Empowering Women

Women and girls suffer disproportionately from a lack of legal protection.

Whether the issue be early and forced marriage, property rights and inheritance, or gender-based violence, Namati’s approach doesn’t treat women as victims requiring a service. Instead our model ensures that not only are women able to solve their immediate problems but they are empowered to tackle such problems in the future. This is a cross-cutting theme in all of our grassroots work, from West Africa to the Indian sub-continent.

In Sierra Leone violence against women remains highly prevalent – accurate figures are impossible to establish – and due to the absence of adequate protection from the law, impunity is widespread. In response, through our basic justice services program in Sierra Leone, we have trained community paralegals to deal with the large caseload they see of  sexual and gender-based violence (SGBV) and related family disputes – in which 90 per cent of the clients are women. We designed our SGBV training in collaboration with the International Rescue Committee (IRC), who are experts in the field, and the legal and justice department of the Sierra Leone police. With the skills acquired during the training, the paralegals are better equipped not only to deal with the individual victims but are now experienced in working with the police and other law enforcement agencies in assisting victims.

Our community land protection program, which works in Mozambique, Liberia and Uganda, has found that growing land scarcity and increasing competition for land is weakening equitable access to land: fearing loss of land, customary leaders and families shift from flexible, negotiable systems of land holding to more rigid, discriminatory interpretations of land rights.

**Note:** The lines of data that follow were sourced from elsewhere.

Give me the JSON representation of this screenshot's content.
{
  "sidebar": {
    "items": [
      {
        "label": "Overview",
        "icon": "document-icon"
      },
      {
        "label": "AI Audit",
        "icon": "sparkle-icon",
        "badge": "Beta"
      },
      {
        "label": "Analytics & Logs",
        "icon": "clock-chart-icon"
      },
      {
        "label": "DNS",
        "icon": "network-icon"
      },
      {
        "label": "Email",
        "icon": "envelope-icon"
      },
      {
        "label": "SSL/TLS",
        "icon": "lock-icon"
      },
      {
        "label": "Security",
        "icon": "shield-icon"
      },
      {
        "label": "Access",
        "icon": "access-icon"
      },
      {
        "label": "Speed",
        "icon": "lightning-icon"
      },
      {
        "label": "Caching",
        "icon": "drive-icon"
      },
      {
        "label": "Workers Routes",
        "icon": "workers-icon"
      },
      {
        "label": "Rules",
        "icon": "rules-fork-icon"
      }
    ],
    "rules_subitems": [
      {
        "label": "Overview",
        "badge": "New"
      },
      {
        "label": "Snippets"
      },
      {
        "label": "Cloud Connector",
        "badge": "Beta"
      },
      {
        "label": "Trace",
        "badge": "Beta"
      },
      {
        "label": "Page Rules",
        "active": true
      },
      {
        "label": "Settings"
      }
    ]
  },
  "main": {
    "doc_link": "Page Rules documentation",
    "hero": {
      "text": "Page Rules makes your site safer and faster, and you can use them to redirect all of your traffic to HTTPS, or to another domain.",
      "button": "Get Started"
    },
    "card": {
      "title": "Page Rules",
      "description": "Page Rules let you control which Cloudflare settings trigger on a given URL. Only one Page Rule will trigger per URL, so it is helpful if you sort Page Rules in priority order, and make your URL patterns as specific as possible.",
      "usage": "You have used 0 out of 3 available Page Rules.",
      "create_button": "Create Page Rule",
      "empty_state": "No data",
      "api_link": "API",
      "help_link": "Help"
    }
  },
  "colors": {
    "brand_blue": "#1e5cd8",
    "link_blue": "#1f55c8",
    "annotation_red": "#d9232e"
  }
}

In the process women’s land rights are disregarded or “forgotten” and the land rights of less powerful family members become more tenuous. In some contexts, families are reinterpreting and “rediscovering” customary rules to weaken women’s land rights. In practice, this puts those with weaker land claims — including women, orphans, pastoralists, and other vulnerable groups — at the greatest risk of losing their land.

In Sierra Leone and much of sub-saharan Africa, when a man dies intestate, or without a will, customary laws are often very discriminatory. When the husband dies, the wife gets nothing – indeed in some cases she herself is considered a property to be devolved; one of the brothers of the deceased will inherit the woman- a practice known informally as ‘widow inheritance’. In some traditions, the woman’s consent is not required. In some parts of Sierra Leone, especially in the Northern Provinces, women are not allowed to stand for election to the local chieftaincy nor are they allowed to directly own land.

Throughout the community land protection program, Namati and its partners work to both teach communities about women’s substantive land rights and to ensure women’s involvement in entire land protection process. We do this by ensuring that each community elect one male and one female paralegal and that women are included on the land coordinating committees. We repeatedly urge communities to include the voices and interests of women, youth and strangers in all activities throughout the project and schedule community land documentation meetings in places and at times that women can more easily attend.

Paralegals and the fight against forced and early marriage.

Namati’s Daniel Sesay describes a shocking, but too-common, case of forced marriage in rural Sierra Leone and how paralegals intervened to protect a young woman.